- A really good liar
- A super hero
- A shoe-in for whatever I want to be in the next life
I’ve had to tell so many people about my migraines that I couldn’t even fathom a guess as to the number of oddly screwed up faces that have stared back at me over the years. And they stare back with one of three expressions. The first says “you’re full of crap – no one has a headache that lasts 12 years that never stops.” My question is…why on earth would anyone fake this? Does this actually look fun? The second one says “Uh, wha, I, but…how do you…I just…did you say TWELVE YEARS?” Yeah. These are the people who actually believe what I’m saying, they just don’t can’t comprehend how it can be possible because if it happened to them they might actually just die. And the last one (usually with either moist eyes or full-fledged tears streaming down the cheeks and arms outstretched says “oh my gosh, honey, I am gonna be praying for you. What a terrible thing to have to go through, I just don’t know how you do it.” I think a lot of these people have someone in their lives with a serious chronic illness.
I’ve meet these three people over and over and over and over again. The first one I’d be happy never to meet again, thank you very much because no, I’m not lying about my condition and no, you’re not worth my time or energy so I will not defend it to you, so you can kindly just buzz off now. The other two are interesting. My favorite is the superhero. Not because I like being thought of that way, but because I think it’s kind of ridiculous. Do you know the most common question I get is “How do you drive?” I laugh. Same as you do. Gas is on the right, brake is in the middle, clutch is on the left. I know that sounds like a snotty answer to a legitimately concerned question, but here’s the thing, when you’re chronically sick, at some point you have to just get over the fact that you’re sick and get on with living. I have some limitations. I can’t always drive when I want to. Driving at night is particularly hard. Sometimes I can’t do it at all; and sometimes I have to wear sunglasses. But I do it. Because otherwise I’d be a creepy shut-in my whole life and I really don’t want to be a creepy shut-in.
When I first started having migraines I was in high school. I remember the first one like it was yesterday. I was at my boyfriend’s house. He’d gone downstairs to get some food. My head started hurting. No wait, my head started really hurting.
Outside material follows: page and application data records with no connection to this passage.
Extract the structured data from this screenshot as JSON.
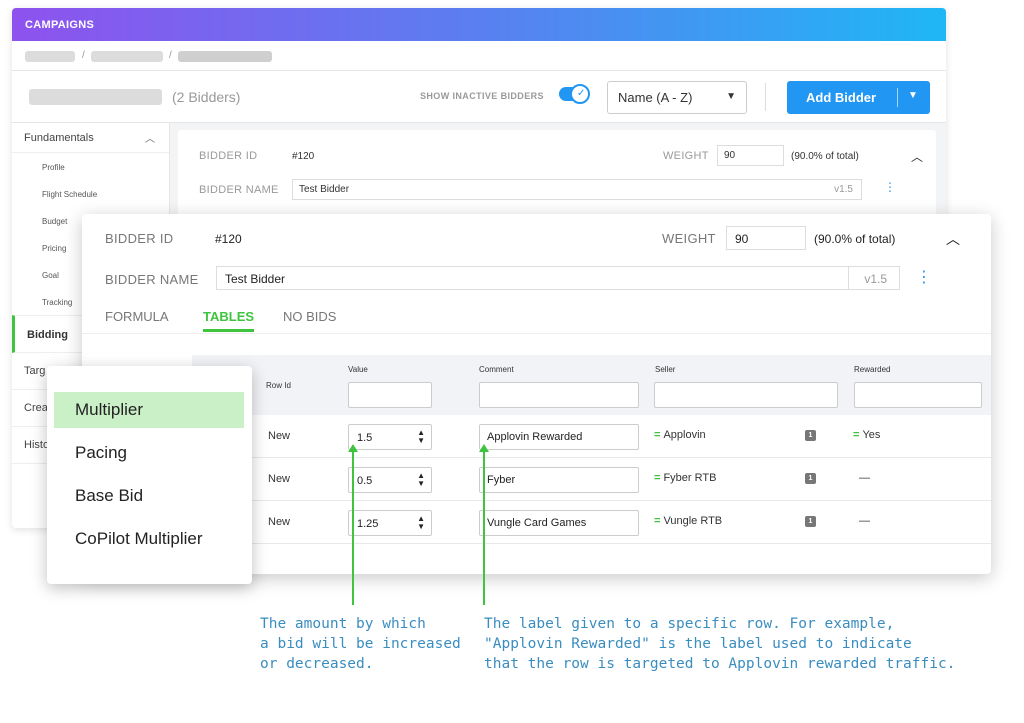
{
  "topbar": {
    "title": "CAMPAIGNS"
  },
  "header": {
    "bidders_count": "(2 Bidders)",
    "show_inactive_label": "SHOW INACTIVE BIDDERS",
    "sort_value": "Name (A - Z)",
    "add_bidder_label": "Add Bidder",
    "colors": {
      "accent": "#2196f3",
      "active_green": "#3ec43e"
    }
  },
  "sidebar": {
    "group": "Fundamentals",
    "sub_items": [
      "Profile",
      "Flight Schedule",
      "Budget",
      "Pricing",
      "Goal",
      "Tracking"
    ],
    "active": "Bidding",
    "items_partial": [
      "Targ",
      "Crea",
      "Histo"
    ]
  },
  "bg_card": {
    "bidder_id_label": "BIDDER ID",
    "bidder_id": "#120",
    "weight_label": "WEIGHT",
    "weight": "90",
    "weight_pct": "(90.0% of total)",
    "bidder_name_label": "BIDDER NAME",
    "bidder_name": "Test Bidder",
    "version": "v1.5"
  },
  "card": {
    "bidder_id_label": "BIDDER ID",
    "bidder_id": "#120",
    "weight_label": "WEIGHT",
    "weight": "90",
    "weight_pct": "(90.0% of total)",
    "bidder_name_label": "BIDDER NAME",
    "bidder_name": "Test Bidder",
    "version": "v1.5",
    "tabs": [
      "FORMULA",
      "TABLES",
      "NO BIDS"
    ],
    "active_tab": "TABLES"
  },
  "table": {
    "headers": {
      "row_id": "Row Id",
      "value": "Value",
      "comment": "Comment",
      "seller": "Seller",
      "rewarded": "Rewarded"
    },
    "rows": [
      {
        "row_id": "New",
        "value": "1.5",
        "comment": "Applovin Rewarded",
        "seller": "Applovin",
        "badge": "1",
        "rewarded": "Yes"
      },
      {
        "row_id": "New",
        "value": "0.5",
        "comment": "Fyber",
        "seller": "Fyber RTB",
        "badge": "1",
        "rewarded": "—"
      },
      {
        "row_id": "New",
        "value": "1.25",
        "comment": "Vungle Card Games",
        "seller": "Vungle RTB",
        "badge": "1",
        "rewarded": "—"
      }
    ]
  },
  "popup": {
    "options": [
      "Multiplier",
      "Pacing",
      "Base Bid",
      "CoPilot Multiplier"
    ],
    "selected": "Multiplier"
  },
  "annotations": {
    "value_note": [
      "The amount by which",
      "a bid will be increased",
      "or decreased."
    ],
    "comment_note": [
      "The label given to a specific row. For example,",
      "\"Applovin Rewarded\" is the label used to indicate",
      "that the row is targeted to Applovin rewarded traffic."
    ]
  }
}
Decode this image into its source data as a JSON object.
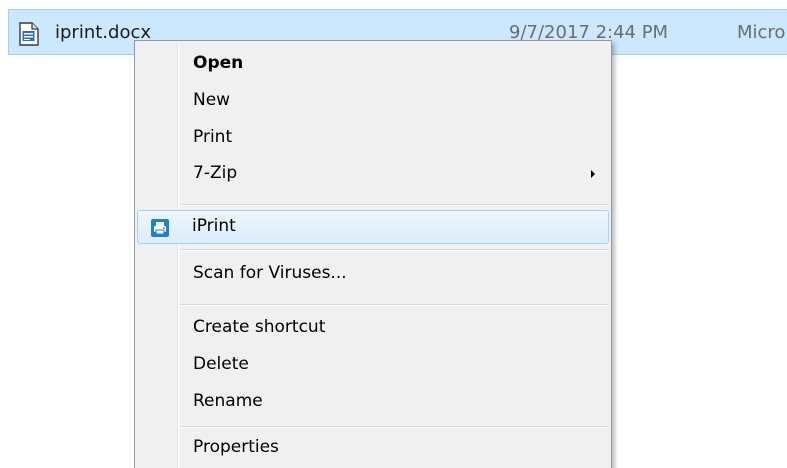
{
  "file": {
    "name": "iprint.docx",
    "date_modified": "9/7/2017 2:44 PM",
    "type": "Micro"
  },
  "context_menu": {
    "items": [
      {
        "label": "Open",
        "bold": true
      },
      {
        "label": "New"
      },
      {
        "label": "Print"
      },
      {
        "label": "7-Zip",
        "submenu": true
      },
      {
        "label": "iPrint",
        "icon": "printer-icon",
        "highlighted": true
      },
      {
        "label": "Scan for Viruses..."
      },
      {
        "label": "Create shortcut"
      },
      {
        "label": "Delete"
      },
      {
        "label": "Rename"
      },
      {
        "label": "Properties"
      }
    ]
  },
  "colors": {
    "selection_bg": "#cce8ff",
    "selection_border": "#99d1ff",
    "menu_bg": "#f0f0f0",
    "highlight_border": "#a6cff2",
    "icon_blue": "#1e7fd6"
  }
}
No wait, my head started trying to kill me. He was only gone for a couple of minutes but by the time he came back I was in so much agony I could barely speak. I was terrified; it scared the crap out of him and the only words I could get out were “call mom.” So he called my mother and with what little information he had, he began explaining what was happening. She told him to get me into the car and give me a towel to cover my eyes with – I was having a migraine.
After that first one they became a regular thing. But they went away like normal migraines. One time it lasted for three days and I had to go to the emergency room they gave me a shot of Demerol to break it. It was all fine until August 15th, 2000. That’s when “the big one” hit and just never stopped. The first few weeks were the worst because I was still waiting for it to stop. It was only when I stopped waiting and began to accept that it might NOT stop that I was able to START living again.
I was nearly half way through my fall semester of my senior year of college. My advisors and the administrators were pressuring me to take a medical leave of absence for the semester. I refused. I got all of my missed work from my classes, got caught up, finished up the semester and not only passed, but got a 4.0. I was determined not to let this headache define me.
I made a choice that fall. I chose to live. I chose to exceed expectations. I chose to survive and to thrive and to do what I wanted and what I believed I was capable of rather than what I was told I would never be able to do. People say to me all the time, “When I have a migraine I can’t do anything.” And the only way I can respond is to say “If you lived with one every minute of every day, you’d learn how to do everything with a migraine. Or you’d choose to stop living. It’s just that simple.” We can’t control the hand we’re dealt, only how we play it.